Australasian Science: Australia's authority on science since 1938

Face Off

By Tim Hannan

Do motoring enthusiasts recognise cars in the same way people recognise faces?

The full text of this article can be purchased from Informit.

A recent investigation by a team of cognitive neuroscientists from Vanderbilt University, Tennessee, has challenged long-held assumptions about the visual perceptual systems involved in face and object recognition.

It has been widely accepted that the ability to recognise faces involves the function of a highly specialised cognitive system located in the fusiform gyrus, which extends across the occipital and temporal lobes. This face recognition system is presumed to be damaged in cases of the developmental or acquired condition termed prosopagnosia, in which a person experiences a marked deficiency in recognising and discriminating others’ faces yet retains the ability to recognise other objects, such as chairs, dogs and cars. The existence of separate systems for face processing and object recognition has been supported by neuroimaging research, which has demonstrated that part of the fusiform gyrus in the temporal lobe – labelled the fusiform face area (FFA) – is activated by faces but not by other objects.

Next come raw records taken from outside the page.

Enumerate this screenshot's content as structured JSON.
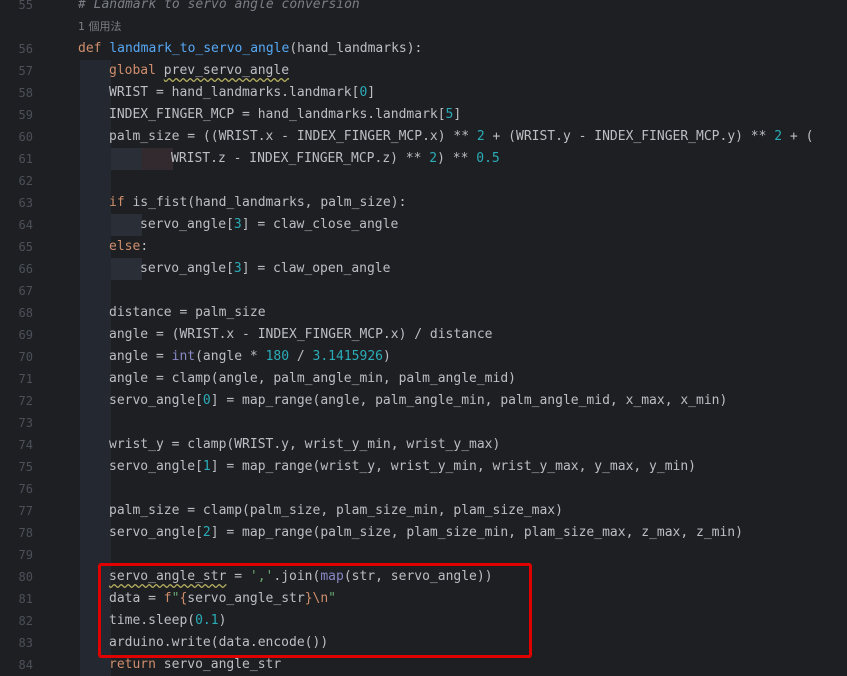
{
  "editor": {
    "comment_line": {
      "number": "55",
      "text": "# Landmark to servo angle conversion"
    },
    "usage_hint": "1 個用法",
    "lines": [
      {
        "number": "56",
        "text": "def landmark_to_servo_angle(hand_landmarks):"
      },
      {
        "number": "57",
        "text": "global prev_servo_angle"
      },
      {
        "number": "58",
        "text": "WRIST = hand_landmarks.landmark[0]"
      },
      {
        "number": "59",
        "text": "INDEX_FINGER_MCP = hand_landmarks.landmark[5]"
      },
      {
        "number": "60",
        "text": "palm_size = ((WRIST.x - INDEX_FINGER_MCP.x) ** 2 + (WRIST.y - INDEX_FINGER_MCP.y) ** 2 + ("
      },
      {
        "number": "61",
        "text": "WRIST.z - INDEX_FINGER_MCP.z) ** 2) ** 0.5"
      },
      {
        "number": "62",
        "text": ""
      },
      {
        "number": "63",
        "text": "if is_fist(hand_landmarks, palm_size):"
      },
      {
        "number": "64",
        "text": "servo_angle[3] = claw_close_angle"
      },
      {
        "number": "65",
        "text": "else:"
      },
      {
        "number": "66",
        "text": "servo_angle[3] = claw_open_angle"
      },
      {
        "number": "67",
        "text": ""
      },
      {
        "number": "68",
        "text": "distance = palm_size"
      },
      {
        "number": "69",
        "text": "angle = (WRIST.x - INDEX_FINGER_MCP.x) / distance"
      },
      {
        "number": "70",
        "text": "angle = int(angle * 180 / 3.1415926)"
      },
      {
        "number": "71",
        "text": "angle = clamp(angle, palm_angle_min, palm_angle_mid)"
      },
      {
        "number": "72",
        "text": "servo_angle[0] = map_range(angle, palm_angle_min, palm_angle_mid, x_max, x_min)"
      },
      {
        "number": "73",
        "text": ""
      },
      {
        "number": "74",
        "text": "wrist_y = clamp(WRIST.y, wrist_y_min, wrist_y_max)"
      },
      {
        "number": "75",
        "text": "servo_angle[1] = map_range(wrist_y, wrist_y_min, wrist_y_max, y_max, y_min)"
      },
      {
        "number": "76",
        "text": ""
      },
      {
        "number": "77",
        "text": "palm_size = clamp(palm_size, plam_size_min, plam_size_max)"
      },
      {
        "number": "78",
        "text": "servo_angle[2] = map_range(palm_size, plam_size_min, plam_size_max, z_max, z_min)"
      },
      {
        "number": "79",
        "text": ""
      },
      {
        "number": "80",
        "text": "servo_angle_str = ','.join(map(str, servo_angle))"
      },
      {
        "number": "81",
        "text": "data = f\"{servo_angle_str}\\n\""
      },
      {
        "number": "82",
        "text": "time.sleep(0.1)"
      },
      {
        "number": "83",
        "text": "arduino.write(data.encode())"
      },
      {
        "number": "84",
        "text": "return servo_angle_str"
      }
    ]
  },
  "colors": {
    "background": "#1e1f22",
    "keyword": "#cf8e6d",
    "function": "#56a8f5",
    "number": "#2aacb8",
    "string": "#6aab73",
    "comment": "#7a7e85",
    "annotation_box": "#e00000"
  }
}
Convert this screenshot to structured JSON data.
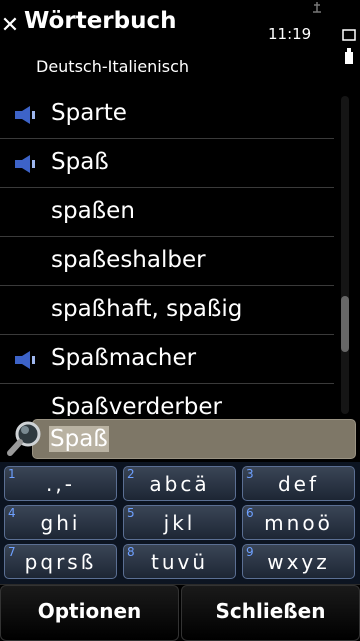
{
  "header": {
    "title": "Wörterbuch",
    "clock": "11:19",
    "subtitle": "Deutsch-Italienisch"
  },
  "list": {
    "items": [
      {
        "label": "Sparte",
        "audio": true
      },
      {
        "label": "Spaß",
        "audio": true
      },
      {
        "label": "spaßen",
        "audio": false
      },
      {
        "label": "spaßeshalber",
        "audio": false
      },
      {
        "label": "spaßhaft, spaßig",
        "audio": false
      },
      {
        "label": "Spaßmacher",
        "audio": true
      },
      {
        "label": "Spaßverderber",
        "audio": false
      }
    ]
  },
  "search": {
    "value": "Spaß"
  },
  "keypad": {
    "keys": [
      {
        "num": "1",
        "letters": ".,-"
      },
      {
        "num": "2",
        "letters": "abcä"
      },
      {
        "num": "3",
        "letters": "def"
      },
      {
        "num": "4",
        "letters": "ghi"
      },
      {
        "num": "5",
        "letters": "jkl"
      },
      {
        "num": "6",
        "letters": "mnoö"
      },
      {
        "num": "7",
        "letters": "pqrsß"
      },
      {
        "num": "8",
        "letters": "tuvü"
      },
      {
        "num": "9",
        "letters": "wxyz"
      }
    ]
  },
  "softkeys": {
    "left": "Optionen",
    "right": "Schließen"
  },
  "colors": {
    "keypad_bg": "#0c1421",
    "key_number": "#6ea0ff",
    "search_bg": "#7e7767",
    "speaker_icon": "#3d63c8"
  }
}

The assumption that face processing relies on a genetically determined system with, as one researcher expressed it, “its own private piece of real estate in the brain”, has now been put under the microscope by Rankin McGugin, Isabel Gauthier and their colleagues at Vanderbilt University. In the Proceedings of the National Academy of Sciences they...

The full text of this article can be purchased from Informit.